b) Abstract: holidays, tidings, goings-on, earnings, contents, wages (also wage), surroundings, doings,
politics, tactics, gymnastics, athletics.
The nouns of singular number (Singularia Tantum) are usually called uncountable or mass-nouns. Here
belong:
a) Concrete nouns:
1. Names of materials: water, milk, wine, snow, bread, beer, honey, paper, an; butter.
2. Some collective nouns -.foliage, leafage, shrubbery, brushwood, linen, machineiy, furniture, timber.
b) Abstract nouns: friendship, joy, patriotism, love, kindness, weather, courage, information, progress,
advice, confusion, noise, laughter, pleasure, beauty.

28) The category of case. Different approaces.


Case is a grammatical category of the noun which serves to express relations between a substance
denoted by a noun and other words in a sentence and which is manifested in some formal sign in a noun
itself. In accordance with this definition there is a classification of cases: the Common case and the
Genitive.
But the points of view connected with the problem of the category of case may be roughly divided into
two extreme and contrary assertions:
1) that there are more than two cases in Modern English nouns;
2) that there is no category of case at all in Modern English nouns.
The first point of view was expressed by Max Deutschbein and was supported by some foreign
grammarians. He thinks that in Modern English there are four cases: the Nominative, the Genitive, the
Accusative, and the Dative. He distinguishes between the Nominative and the Accusative cases with the
help of the order of words and syntactical functions in which this or that noun may be found in a
sentence. In his point of view if a noun precedes a predicate verb it is a subject and accordingly is used in
the Nominative case. If a noun follows a predicate verb it is an object and is used in the Accusative case.
E.g. The boy reads many books. ( The boy here is the subject used in the Nominative case while books is

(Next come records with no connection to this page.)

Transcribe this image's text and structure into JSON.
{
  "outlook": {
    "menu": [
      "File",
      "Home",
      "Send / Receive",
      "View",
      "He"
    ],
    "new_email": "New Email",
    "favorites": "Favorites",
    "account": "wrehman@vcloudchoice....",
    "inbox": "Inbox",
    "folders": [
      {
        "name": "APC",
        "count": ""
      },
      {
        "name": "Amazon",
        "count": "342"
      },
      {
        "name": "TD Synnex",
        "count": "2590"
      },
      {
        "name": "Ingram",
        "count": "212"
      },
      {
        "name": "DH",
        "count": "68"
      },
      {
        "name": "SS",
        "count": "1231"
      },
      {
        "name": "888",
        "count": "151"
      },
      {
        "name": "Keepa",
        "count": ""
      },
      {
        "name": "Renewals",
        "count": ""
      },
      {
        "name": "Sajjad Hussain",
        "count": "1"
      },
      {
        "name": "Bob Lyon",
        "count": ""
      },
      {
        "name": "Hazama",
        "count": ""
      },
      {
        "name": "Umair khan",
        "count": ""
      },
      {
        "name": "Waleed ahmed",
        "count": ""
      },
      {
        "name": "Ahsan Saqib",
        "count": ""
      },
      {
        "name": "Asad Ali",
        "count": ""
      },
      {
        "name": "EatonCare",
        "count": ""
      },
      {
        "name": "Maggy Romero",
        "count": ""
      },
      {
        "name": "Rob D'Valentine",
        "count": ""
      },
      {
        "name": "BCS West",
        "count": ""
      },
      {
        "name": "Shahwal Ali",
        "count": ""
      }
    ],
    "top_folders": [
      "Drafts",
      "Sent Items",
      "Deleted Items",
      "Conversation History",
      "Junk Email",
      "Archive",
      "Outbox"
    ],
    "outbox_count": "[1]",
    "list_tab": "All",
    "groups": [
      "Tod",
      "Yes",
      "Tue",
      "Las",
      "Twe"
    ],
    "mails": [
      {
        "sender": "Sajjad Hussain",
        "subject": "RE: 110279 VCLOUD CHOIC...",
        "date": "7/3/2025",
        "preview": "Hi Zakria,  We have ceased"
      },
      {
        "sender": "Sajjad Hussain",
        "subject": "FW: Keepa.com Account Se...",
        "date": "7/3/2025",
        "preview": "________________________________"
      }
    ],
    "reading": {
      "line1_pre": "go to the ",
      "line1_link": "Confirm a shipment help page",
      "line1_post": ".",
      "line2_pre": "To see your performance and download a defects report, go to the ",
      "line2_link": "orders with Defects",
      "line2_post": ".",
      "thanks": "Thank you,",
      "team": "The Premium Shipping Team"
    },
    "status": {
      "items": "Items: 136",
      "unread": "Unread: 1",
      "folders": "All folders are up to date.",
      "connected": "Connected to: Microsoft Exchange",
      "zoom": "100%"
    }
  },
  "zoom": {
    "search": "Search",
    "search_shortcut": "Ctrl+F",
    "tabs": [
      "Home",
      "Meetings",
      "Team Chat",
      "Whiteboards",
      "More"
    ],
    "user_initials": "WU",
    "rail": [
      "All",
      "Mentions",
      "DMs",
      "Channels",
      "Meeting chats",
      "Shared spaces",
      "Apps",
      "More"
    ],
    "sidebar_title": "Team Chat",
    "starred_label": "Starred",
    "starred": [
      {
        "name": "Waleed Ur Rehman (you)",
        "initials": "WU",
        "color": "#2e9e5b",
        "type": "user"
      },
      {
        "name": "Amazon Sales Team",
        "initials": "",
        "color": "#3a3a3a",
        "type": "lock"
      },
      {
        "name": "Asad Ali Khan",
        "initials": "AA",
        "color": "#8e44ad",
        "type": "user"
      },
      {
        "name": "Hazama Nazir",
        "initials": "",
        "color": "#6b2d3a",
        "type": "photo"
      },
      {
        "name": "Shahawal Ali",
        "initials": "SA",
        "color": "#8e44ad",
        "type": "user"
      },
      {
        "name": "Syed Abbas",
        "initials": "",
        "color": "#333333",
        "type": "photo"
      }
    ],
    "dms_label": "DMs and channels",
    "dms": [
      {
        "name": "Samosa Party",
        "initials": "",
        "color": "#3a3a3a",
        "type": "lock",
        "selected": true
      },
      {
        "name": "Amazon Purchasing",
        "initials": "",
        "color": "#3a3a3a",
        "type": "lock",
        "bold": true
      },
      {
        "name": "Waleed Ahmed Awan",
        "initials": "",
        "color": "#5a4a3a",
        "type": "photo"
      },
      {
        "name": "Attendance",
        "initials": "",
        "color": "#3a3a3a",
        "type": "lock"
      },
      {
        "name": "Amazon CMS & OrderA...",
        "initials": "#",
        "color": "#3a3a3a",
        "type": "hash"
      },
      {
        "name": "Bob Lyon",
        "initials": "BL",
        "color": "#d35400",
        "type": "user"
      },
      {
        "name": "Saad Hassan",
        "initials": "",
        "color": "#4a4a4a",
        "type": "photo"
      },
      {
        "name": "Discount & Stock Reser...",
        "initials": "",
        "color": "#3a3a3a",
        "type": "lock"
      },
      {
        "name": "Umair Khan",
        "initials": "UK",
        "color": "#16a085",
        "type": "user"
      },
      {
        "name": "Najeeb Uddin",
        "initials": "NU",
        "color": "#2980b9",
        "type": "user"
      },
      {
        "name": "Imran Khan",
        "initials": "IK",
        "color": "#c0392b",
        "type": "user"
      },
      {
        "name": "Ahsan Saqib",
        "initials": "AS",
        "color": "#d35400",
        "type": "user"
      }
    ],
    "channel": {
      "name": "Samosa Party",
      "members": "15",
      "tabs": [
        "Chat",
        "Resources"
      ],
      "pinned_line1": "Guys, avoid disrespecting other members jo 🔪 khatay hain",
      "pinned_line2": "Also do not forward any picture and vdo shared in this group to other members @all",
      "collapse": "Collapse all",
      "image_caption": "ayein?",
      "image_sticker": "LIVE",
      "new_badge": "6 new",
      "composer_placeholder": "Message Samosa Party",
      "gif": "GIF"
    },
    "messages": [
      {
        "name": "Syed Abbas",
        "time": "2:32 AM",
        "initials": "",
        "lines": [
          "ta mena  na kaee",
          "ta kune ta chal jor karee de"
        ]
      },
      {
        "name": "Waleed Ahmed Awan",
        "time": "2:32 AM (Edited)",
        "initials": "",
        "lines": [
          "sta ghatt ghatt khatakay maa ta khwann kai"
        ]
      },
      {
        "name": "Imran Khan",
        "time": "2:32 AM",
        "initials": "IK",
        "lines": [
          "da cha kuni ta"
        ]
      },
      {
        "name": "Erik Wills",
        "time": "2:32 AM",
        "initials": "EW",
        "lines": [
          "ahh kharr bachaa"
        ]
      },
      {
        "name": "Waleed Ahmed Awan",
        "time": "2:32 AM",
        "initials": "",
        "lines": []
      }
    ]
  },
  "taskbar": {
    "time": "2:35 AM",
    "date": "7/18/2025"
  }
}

an object used in the Accusative case)
This consideration may be hardly accepted on account of the fact that in Modern English there are many
sentences in which the word-order may be an inverted one. Cf. Я читал книгу. Я читал всю ночь.
According to Deutschbein the Dative case is expressed by the form the preposition to - noun.
If we accept the possibility of expressing cases with the help of prepositions then we may say that in
Modem English there are many more than four cases, for example, the Instrumental case which may be
expressed by a noun with the preposition by or with.
The point is that this consideration cannot be accepted because prepositions present quite an independent
part of speech in a sentence having its own lexico-grammatical meaning. That is why it is impossible to
use one preposition instead of another.. Therefore there are not any analytical forms which may express
case relations in Modern English.
The English grammarian Briant doubts strongly that the category of case exists in Modern English as
she considers that the structure with - 's should be taken rather as an adjective in the function of an
attribute. e.g. A bov's hat in which boy's should be taken as an adjective.
The majority of our grammarians and a number of foreign grammarians hold to the point of view that
there are two cases in Modern English: the common case which is expressed by the zero inflection and
the genitive or possessive case expressed by the -'s inflexion. These two forms serve to express
grammatically the relation of a substance denoted by a noun to other words in a sentence which is the
grammatical meaning of the category of case. The common case is an unmarked member of the
opposition of the category of case whereas the genitive case is a marked member, both in form and
function.